◆ **Task goal**
When you write out the records, keep every word exact and drop the pictures.

***** Excerpted records

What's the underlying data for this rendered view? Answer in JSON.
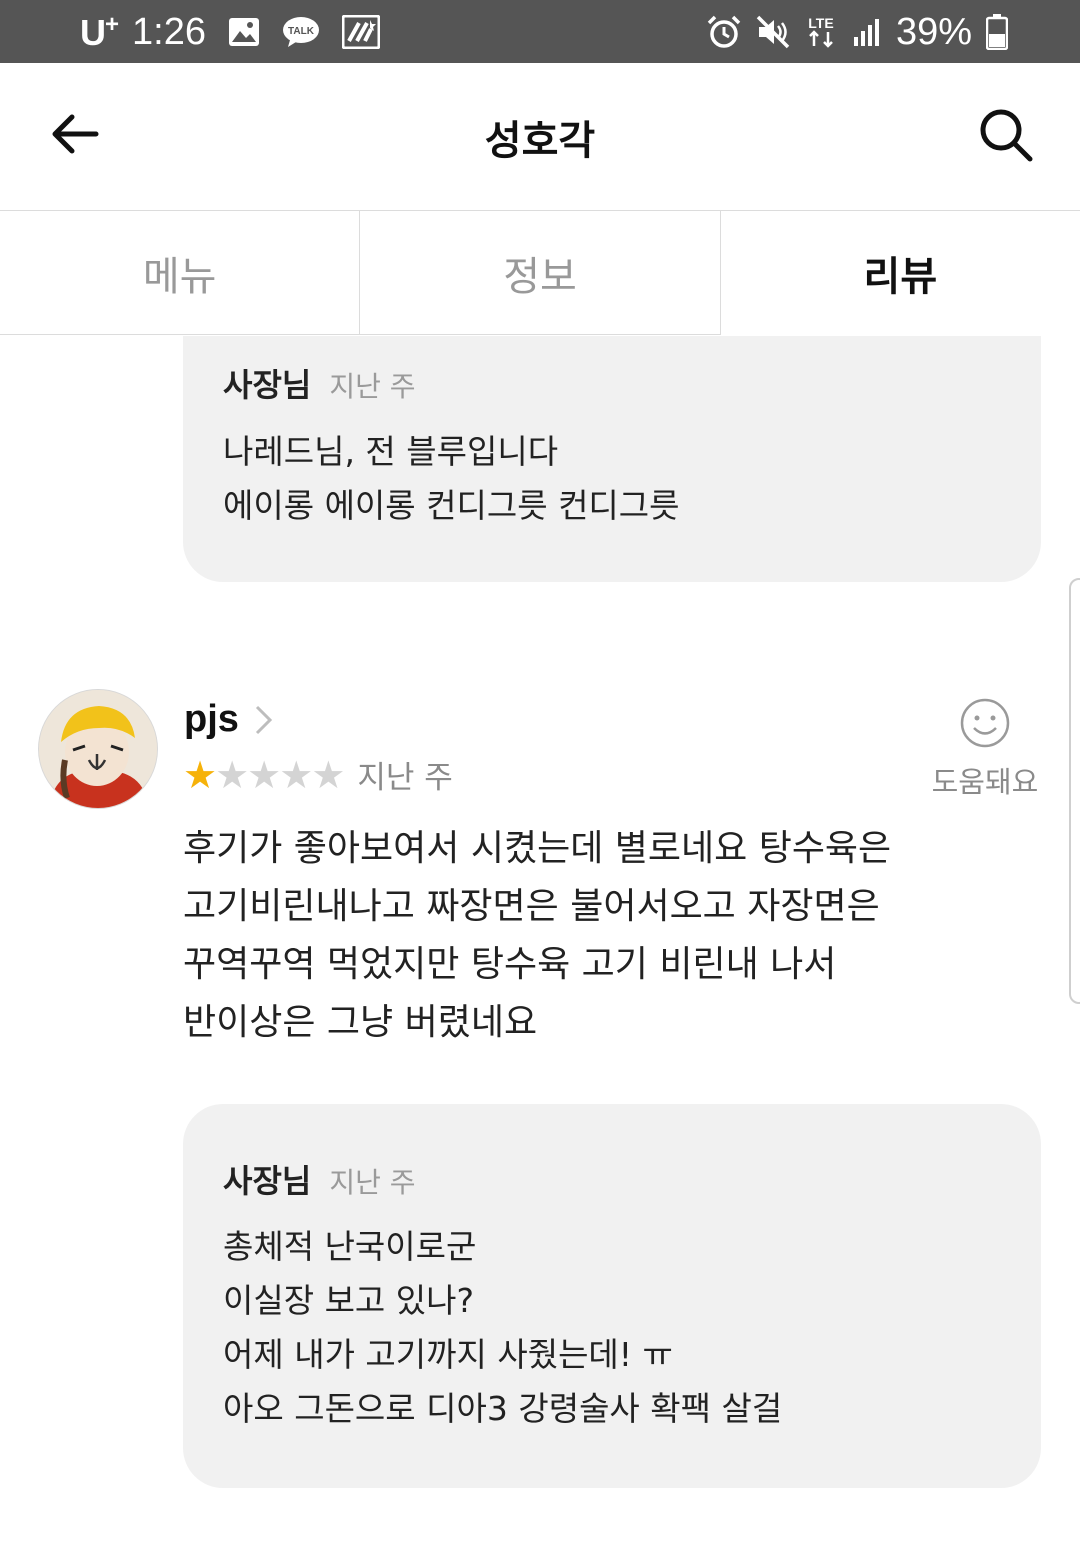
{
  "status_bar": {
    "carrier": "U",
    "carrier_plus": "+",
    "time": "1:26",
    "talk_label": "TALK",
    "network": "LTE",
    "battery": "39%",
    "icons": [
      "image-icon",
      "talk-icon",
      "charging-app-icon",
      "alarm-icon",
      "mute-icon",
      "lte-icon",
      "signal-icon",
      "battery-icon"
    ]
  },
  "header": {
    "title": "성호각",
    "back_icon": "back-arrow-icon",
    "search_icon": "search-icon"
  },
  "tabs": [
    {
      "label": "메뉴",
      "active": false
    },
    {
      "label": "정보",
      "active": false
    },
    {
      "label": "리뷰",
      "active": true
    }
  ],
  "reply_top": {
    "author": "사장님",
    "time": "지난 주",
    "text": "나레드님, 전 블루입니다\n에이롱 에이롱 컨디그릇 컨디그릇"
  },
  "review": {
    "author": "pjs",
    "rating": 1,
    "rating_max": 5,
    "time": "지난 주",
    "helpful_label": "도움돼요",
    "text": "후기가 좋아보여서 시켰는데 별로네요 탕수육은\n고기비린내나고 짜장면은 불어서오고 자장면은\n꾸역꾸역 먹었지만 탕수육 고기 비린내 나서\n반이상은 그냥 버렸네요",
    "reply": {
      "author": "사장님",
      "time": "지난 주",
      "text": "총체적 난국이로군\n이실장 보고 있나?\n어제 내가 고기까지 사줬는데! ㅠ\n아오 그돈으로 디아3 강령술사 확팩 살걸"
    }
  },
  "colors": {
    "status_bar_bg": "#555555",
    "star_active": "#f6b20a",
    "star_inactive": "#d4d4d4",
    "reply_bg": "#f1f1f1"
  }
}
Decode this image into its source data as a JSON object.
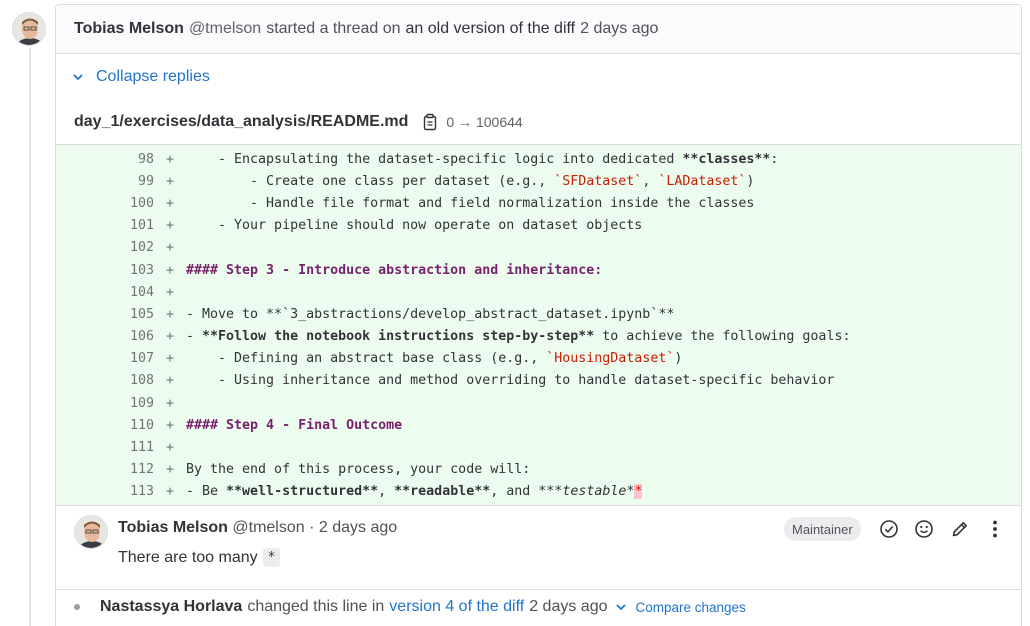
{
  "thread": {
    "author": "Tobias Melson",
    "handle": "@tmelson",
    "verb": "started a thread on",
    "link": "an old version of the diff",
    "time": "2 days ago"
  },
  "collapse_label": "Collapse replies",
  "file": {
    "path": "day_1/exercises/data_analysis/README.md",
    "mode": "0 → 100644"
  },
  "diff_lines": [
    {
      "num": "98"
    },
    {
      "num": "99"
    },
    {
      "num": "100"
    },
    {
      "num": "101"
    },
    {
      "num": "102"
    },
    {
      "num": "103"
    },
    {
      "num": "104"
    },
    {
      "num": "105"
    },
    {
      "num": "106"
    },
    {
      "num": "107"
    },
    {
      "num": "108"
    },
    {
      "num": "109"
    },
    {
      "num": "110"
    },
    {
      "num": "111"
    },
    {
      "num": "112"
    },
    {
      "num": "113"
    }
  ],
  "diff_code": {
    "l98": [
      "    - Encapsulating the dataset-specific logic into dedicated ",
      "**classes**",
      ":"
    ],
    "l99": [
      "        - Create one class per dataset (e.g., ",
      "`SFDataset`",
      ", ",
      "`LADataset`",
      ")"
    ],
    "l100": "        - Handle file format and field normalization inside the classes",
    "l101": "    - Your pipeline should now operate on dataset objects",
    "l103": "#### Step 3 - Introduce abstraction and inheritance:",
    "l105": "- Move to **`3_abstractions/develop_abstract_dataset.ipynb`**",
    "l106": [
      "- ",
      "**Follow the notebook instructions step-by-step**",
      " to achieve the following goals:"
    ],
    "l107": [
      "    - Defining an abstract base class (e.g., ",
      "`HousingDataset`",
      ")"
    ],
    "l108": "    - Using inheritance and method overriding to handle dataset-specific behavior",
    "l110": "#### Step 4 - Final Outcome",
    "l112": "By the end of this process, your code will:",
    "l113": [
      "- Be ",
      "**well-structured**",
      ", ",
      "**readable**",
      ", and ",
      "***",
      "testable",
      "*",
      "*"
    ]
  },
  "plus_sign": "+",
  "note": {
    "author": "Tobias Melson",
    "handle": "@tmelson",
    "separator": "·",
    "time": "2 days ago",
    "badge": "Maintainer",
    "body": "There are too many",
    "code": "*"
  },
  "system_note": {
    "author": "Nastassya Horlava",
    "text1": "changed this line in",
    "link": "version 4 of the diff",
    "time": "2 days ago",
    "compare": "Compare changes"
  },
  "icons": [
    "chevron-down-icon",
    "copy-icon",
    "check-circle-icon",
    "smile-icon",
    "pencil-icon",
    "ellipsis-v-icon"
  ]
}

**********

◆ **Written response**
What's the underlying data for this rendered view? Answer in JSON.
{
  "status_bar": {
    "carrier": "U",
    "carrier_plus": "+",
    "time": "1:26",
    "talk_label": "TALK",
    "network": "LTE",
    "battery": "39%",
    "icons": [
      "image-icon",
      "talk-icon",
      "charging-app-icon",
      "alarm-icon",
      "mute-icon",
      "lte-icon",
      "signal-icon",
      "battery-icon"
    ]
  },
  "header": {
    "title": "성호각",
    "back_icon": "back-arrow-icon",
    "search_icon": "search-icon"
  },
  "tabs": [
    {
      "label": "메뉴",
      "active": false
    },
    {
      "label": "정보",
      "active": false
    },
    {
      "label": "리뷰",
      "active": true
    }
  ],
  "reply_top": {
    "author": "사장님",
    "time": "지난 주",
    "text": "나레드님, 전 블루입니다\n에이롱 에이롱 컨디그릇 컨디그릇"
  },
  "review": {
    "author": "pjs",
    "rating": 1,
    "rating_max": 5,
    "time": "지난 주",
    "helpful_label": "도움돼요",
    "text": "후기가 좋아보여서 시켰는데 별로네요 탕수육은\n고기비린내나고 짜장면은 불어서오고 자장면은\n꾸역꾸역 먹었지만 탕수육 고기 비린내 나서\n반이상은 그냥 버렸네요",
    "reply": {
      "author": "사장님",
      "time": "지난 주",
      "text": "총체적 난국이로군\n이실장 보고 있나?\n어제 내가 고기까지 사줬는데! ㅠ\n아오 그돈으로 디아3 강령술사 확팩 살걸"
    }
  },
  "colors": {
    "status_bar_bg": "#555555",
    "star_active": "#f6b20a",
    "star_inactive": "#d4d4d4",
    "reply_bg": "#f1f1f1"
  }
}
Decode this image into its source data as a JSON object.
{
  "thread": {
    "author": "Tobias Melson",
    "handle": "@tmelson",
    "verb": "started a thread on",
    "link": "an old version of the diff",
    "time": "2 days ago"
  },
  "collapse_label": "Collapse replies",
  "file": {
    "path": "day_1/exercises/data_analysis/README.md",
    "mode": "0 → 100644"
  },
  "diff_lines": [
    {
      "num": "98"
    },
    {
      "num": "99"
    },
    {
      "num": "100"
    },
    {
      "num": "101"
    },
    {
      "num": "102"
    },
    {
      "num": "103"
    },
    {
      "num": "104"
    },
    {
      "num": "105"
    },
    {
      "num": "106"
    },
    {
      "num": "107"
    },
    {
      "num": "108"
    },
    {
      "num": "109"
    },
    {
      "num": "110"
    },
    {
      "num": "111"
    },
    {
      "num": "112"
    },
    {
      "num": "113"
    }
  ],
  "diff_code": {
    "l98": [
      "    - Encapsulating the dataset-specific logic into dedicated ",
      "**classes**",
      ":"
    ],
    "l99": [
      "        - Create one class per dataset (e.g., ",
      "`SFDataset`",
      ", ",
      "`LADataset`",
      ")"
    ],
    "l100": "        - Handle file format and field normalization inside the classes",
    "l101": "    - Your pipeline should now operate on dataset objects",
    "l103": "#### Step 3 - Introduce abstraction and inheritance:",
    "l105": "- Move to **`3_abstractions/develop_abstract_dataset.ipynb`**",
    "l106": [
      "- ",
      "**Follow the notebook instructions step-by-step**",
      " to achieve the following goals:"
    ],
    "l107": [
      "    - Defining an abstract base class (e.g., ",
      "`HousingDataset`",
      ")"
    ],
    "l108": "    - Using inheritance and method overriding to handle dataset-specific behavior",
    "l110": "#### Step 4 - Final Outcome",
    "l112": "By the end of this process, your code will:",
    "l113": [
      "- Be ",
      "**well-structured**",
      ", ",
      "**readable**",
      ", and ",
      "***",
      "testable",
      "*",
      "*"
    ]
  },
  "plus_sign": "+",
  "note": {
    "author": "Tobias Melson",
    "handle": "@tmelson",
    "separator": "·",
    "time": "2 days ago",
    "badge": "Maintainer",
    "body": "There are too many",
    "code": "*"
  },
  "system_note": {
    "author": "Nastassya Horlava",
    "text1": "changed this line in",
    "link": "version 4 of the diff",
    "time": "2 days ago",
    "compare": "Compare changes"
  },
  "icons": [
    "chevron-down-icon",
    "copy-icon",
    "check-circle-icon",
    "smile-icon",
    "pencil-icon",
    "ellipsis-v-icon"
  ]
}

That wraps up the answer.